_Work to be completed_
Quote the data below in full, please, without altering anything.

Extracted records
======

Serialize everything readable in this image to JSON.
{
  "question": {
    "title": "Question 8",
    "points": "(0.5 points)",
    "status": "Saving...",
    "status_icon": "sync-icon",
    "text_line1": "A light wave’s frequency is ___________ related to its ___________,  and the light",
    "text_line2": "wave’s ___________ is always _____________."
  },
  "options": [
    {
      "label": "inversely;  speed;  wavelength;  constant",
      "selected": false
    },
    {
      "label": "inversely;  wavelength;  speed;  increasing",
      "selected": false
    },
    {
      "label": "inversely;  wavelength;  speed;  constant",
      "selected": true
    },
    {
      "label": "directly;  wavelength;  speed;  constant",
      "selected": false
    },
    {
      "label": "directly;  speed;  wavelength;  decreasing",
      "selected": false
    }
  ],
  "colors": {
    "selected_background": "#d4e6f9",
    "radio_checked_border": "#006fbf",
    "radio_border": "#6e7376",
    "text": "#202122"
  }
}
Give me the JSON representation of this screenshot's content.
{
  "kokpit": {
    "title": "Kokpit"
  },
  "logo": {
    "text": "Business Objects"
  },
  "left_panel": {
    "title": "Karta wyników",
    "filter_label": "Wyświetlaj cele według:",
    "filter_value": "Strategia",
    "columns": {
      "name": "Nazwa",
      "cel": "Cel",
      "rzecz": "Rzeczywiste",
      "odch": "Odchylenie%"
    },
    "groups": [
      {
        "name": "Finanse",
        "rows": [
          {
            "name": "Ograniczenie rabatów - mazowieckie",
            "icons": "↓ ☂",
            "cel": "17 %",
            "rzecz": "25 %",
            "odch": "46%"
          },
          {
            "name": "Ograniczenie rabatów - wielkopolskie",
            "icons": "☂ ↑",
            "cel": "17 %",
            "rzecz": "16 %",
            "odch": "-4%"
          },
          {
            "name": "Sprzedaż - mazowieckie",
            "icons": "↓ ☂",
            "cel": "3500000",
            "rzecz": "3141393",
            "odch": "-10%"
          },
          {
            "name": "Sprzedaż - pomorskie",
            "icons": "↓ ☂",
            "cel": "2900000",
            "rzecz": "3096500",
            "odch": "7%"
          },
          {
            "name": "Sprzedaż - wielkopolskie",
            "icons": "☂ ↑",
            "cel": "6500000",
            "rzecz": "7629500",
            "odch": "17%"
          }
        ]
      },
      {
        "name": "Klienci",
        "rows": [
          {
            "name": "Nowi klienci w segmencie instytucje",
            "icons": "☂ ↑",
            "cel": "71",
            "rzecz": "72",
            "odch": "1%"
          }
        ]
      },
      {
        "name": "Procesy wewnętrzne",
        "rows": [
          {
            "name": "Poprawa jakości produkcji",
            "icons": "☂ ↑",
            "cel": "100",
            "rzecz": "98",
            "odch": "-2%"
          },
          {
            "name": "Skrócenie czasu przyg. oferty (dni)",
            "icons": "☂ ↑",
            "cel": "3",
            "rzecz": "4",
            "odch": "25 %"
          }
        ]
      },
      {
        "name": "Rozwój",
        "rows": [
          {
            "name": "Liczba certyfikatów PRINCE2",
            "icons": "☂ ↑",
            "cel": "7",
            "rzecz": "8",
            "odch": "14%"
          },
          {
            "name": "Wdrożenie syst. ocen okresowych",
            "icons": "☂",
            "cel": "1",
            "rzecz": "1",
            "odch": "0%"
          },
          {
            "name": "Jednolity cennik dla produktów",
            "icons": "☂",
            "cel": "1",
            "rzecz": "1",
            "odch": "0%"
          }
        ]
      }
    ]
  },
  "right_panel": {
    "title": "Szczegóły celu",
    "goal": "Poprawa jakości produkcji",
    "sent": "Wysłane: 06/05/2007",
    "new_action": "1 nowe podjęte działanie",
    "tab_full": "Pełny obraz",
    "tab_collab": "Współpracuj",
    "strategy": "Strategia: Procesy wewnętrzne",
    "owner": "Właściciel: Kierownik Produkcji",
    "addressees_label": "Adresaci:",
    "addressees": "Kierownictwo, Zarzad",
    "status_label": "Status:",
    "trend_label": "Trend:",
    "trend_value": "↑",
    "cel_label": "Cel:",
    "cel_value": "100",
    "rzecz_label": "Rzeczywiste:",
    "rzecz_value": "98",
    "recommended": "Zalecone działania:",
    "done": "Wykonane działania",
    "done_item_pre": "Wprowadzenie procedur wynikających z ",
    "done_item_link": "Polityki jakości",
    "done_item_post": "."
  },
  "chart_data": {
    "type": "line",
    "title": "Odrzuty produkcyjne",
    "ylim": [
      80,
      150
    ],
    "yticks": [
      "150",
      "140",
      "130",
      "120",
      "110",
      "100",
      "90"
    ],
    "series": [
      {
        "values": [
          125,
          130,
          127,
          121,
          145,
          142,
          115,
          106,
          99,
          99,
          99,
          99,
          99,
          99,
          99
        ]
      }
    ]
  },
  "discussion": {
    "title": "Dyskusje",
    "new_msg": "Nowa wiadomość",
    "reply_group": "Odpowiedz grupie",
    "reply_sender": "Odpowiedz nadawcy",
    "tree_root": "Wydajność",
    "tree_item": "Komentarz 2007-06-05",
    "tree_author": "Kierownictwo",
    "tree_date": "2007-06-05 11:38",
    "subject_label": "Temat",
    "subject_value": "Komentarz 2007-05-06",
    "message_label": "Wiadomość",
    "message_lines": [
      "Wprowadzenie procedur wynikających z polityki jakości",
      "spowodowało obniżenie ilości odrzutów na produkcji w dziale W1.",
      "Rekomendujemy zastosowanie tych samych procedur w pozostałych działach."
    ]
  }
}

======

_Answer to this exercise_
Serialize everything readable in this image to JSON.
{
  "question": {
    "title": "Question 8",
    "points": "(0.5 points)",
    "status": "Saving...",
    "status_icon": "sync-icon",
    "text_line1": "A light wave’s frequency is ___________ related to its ___________,  and the light",
    "text_line2": "wave’s ___________ is always _____________."
  },
  "options": [
    {
      "label": "inversely;  speed;  wavelength;  constant",
      "selected": false
    },
    {
      "label": "inversely;  wavelength;  speed;  increasing",
      "selected": false
    },
    {
      "label": "inversely;  wavelength;  speed;  constant",
      "selected": true
    },
    {
      "label": "directly;  wavelength;  speed;  constant",
      "selected": false
    },
    {
      "label": "directly;  speed;  wavelength;  decreasing",
      "selected": false
    }
  ],
  "colors": {
    "selected_background": "#d4e6f9",
    "radio_checked_border": "#006fbf",
    "radio_border": "#6e7376",
    "text": "#202122"
  }
}
Give me the JSON representation of this screenshot's content.
{
  "kokpit": {
    "title": "Kokpit"
  },
  "logo": {
    "text": "Business Objects"
  },
  "left_panel": {
    "title": "Karta wyników",
    "filter_label": "Wyświetlaj cele według:",
    "filter_value": "Strategia",
    "columns": {
      "name": "Nazwa",
      "cel": "Cel",
      "rzecz": "Rzeczywiste",
      "odch": "Odchylenie%"
    },
    "groups": [
      {
        "name": "Finanse",
        "rows": [
          {
            "name": "Ograniczenie rabatów - mazowieckie",
            "icons": "↓ ☂",
            "cel": "17 %",
            "rzecz": "25 %",
            "odch": "46%"
          },
          {
            "name": "Ograniczenie rabatów - wielkopolskie",
            "icons": "☂ ↑",
            "cel": "17 %",
            "rzecz": "16 %",
            "odch": "-4%"
          },
          {
            "name": "Sprzedaż - mazowieckie",
            "icons": "↓ ☂",
            "cel": "3500000",
            "rzecz": "3141393",
            "odch": "-10%"
          },
          {
            "name": "Sprzedaż - pomorskie",
            "icons": "↓ ☂",
            "cel": "2900000",
            "rzecz": "3096500",
            "odch": "7%"
          },
          {
            "name": "Sprzedaż - wielkopolskie",
            "icons": "☂ ↑",
            "cel": "6500000",
            "rzecz": "7629500",
            "odch": "17%"
          }
        ]
      },
      {
        "name": "Klienci",
        "rows": [
          {
            "name": "Nowi klienci w segmencie instytucje",
            "icons": "☂ ↑",
            "cel": "71",
            "rzecz": "72",
            "odch": "1%"
          }
        ]
      },
      {
        "name": "Procesy wewnętrzne",
        "rows": [
          {
            "name": "Poprawa jakości produkcji",
            "icons": "☂ ↑",
            "cel": "100",
            "rzecz": "98",
            "odch": "-2%"
          },
          {
            "name": "Skrócenie czasu przyg. oferty (dni)",
            "icons": "☂ ↑",
            "cel": "3",
            "rzecz": "4",
            "odch": "25 %"
          }
        ]
      },
      {
        "name": "Rozwój",
        "rows": [
          {
            "name": "Liczba certyfikatów PRINCE2",
            "icons": "☂ ↑",
            "cel": "7",
            "rzecz": "8",
            "odch": "14%"
          },
          {
            "name": "Wdrożenie syst. ocen okresowych",
            "icons": "☂",
            "cel": "1",
            "rzecz": "1",
            "odch": "0%"
          },
          {
            "name": "Jednolity cennik dla produktów",
            "icons": "☂",
            "cel": "1",
            "rzecz": "1",
            "odch": "0%"
          }
        ]
      }
    ]
  },
  "right_panel": {
    "title": "Szczegóły celu",
    "goal": "Poprawa jakości produkcji",
    "sent": "Wysłane: 06/05/2007",
    "new_action": "1 nowe podjęte działanie",
    "tab_full": "Pełny obraz",
    "tab_collab": "Współpracuj",
    "strategy": "Strategia: Procesy wewnętrzne",
    "owner": "Właściciel: Kierownik Produkcji",
    "addressees_label": "Adresaci:",
    "addressees": "Kierownictwo, Zarzad",
    "status_label": "Status:",
    "trend_label": "Trend:",
    "trend_value": "↑",
    "cel_label": "Cel:",
    "cel_value": "100",
    "rzecz_label": "Rzeczywiste:",
    "rzecz_value": "98",
    "recommended": "Zalecone działania:",
    "done": "Wykonane działania",
    "done_item_pre": "Wprowadzenie procedur wynikających z ",
    "done_item_link": "Polityki jakości",
    "done_item_post": "."
  },
  "chart_data": {
    "type": "line",
    "title": "Odrzuty produkcyjne",
    "ylim": [
      80,
      150
    ],
    "yticks": [
      "150",
      "140",
      "130",
      "120",
      "110",
      "100",
      "90"
    ],
    "series": [
      {
        "values": [
          125,
          130,
          127,
          121,
          145,
          142,
          115,
          106,
          99,
          99,
          99,
          99,
          99,
          99,
          99
        ]
      }
    ]
  },
  "discussion": {
    "title": "Dyskusje",
    "new_msg": "Nowa wiadomość",
    "reply_group": "Odpowiedz grupie",
    "reply_sender": "Odpowiedz nadawcy",
    "tree_root": "Wydajność",
    "tree_item": "Komentarz 2007-06-05",
    "tree_author": "Kierownictwo",
    "tree_date": "2007-06-05 11:38",
    "subject_label": "Temat",
    "subject_value": "Komentarz 2007-05-06",
    "message_label": "Wiadomość",
    "message_lines": [
      "Wprowadzenie procedur wynikających z polityki jakości",
      "spowodowało obniżenie ilości odrzutów na produkcji w dziale W1.",
      "Rekomendujemy zastosowanie tych samych procedur w pozostałych działach."
    ]
  }
}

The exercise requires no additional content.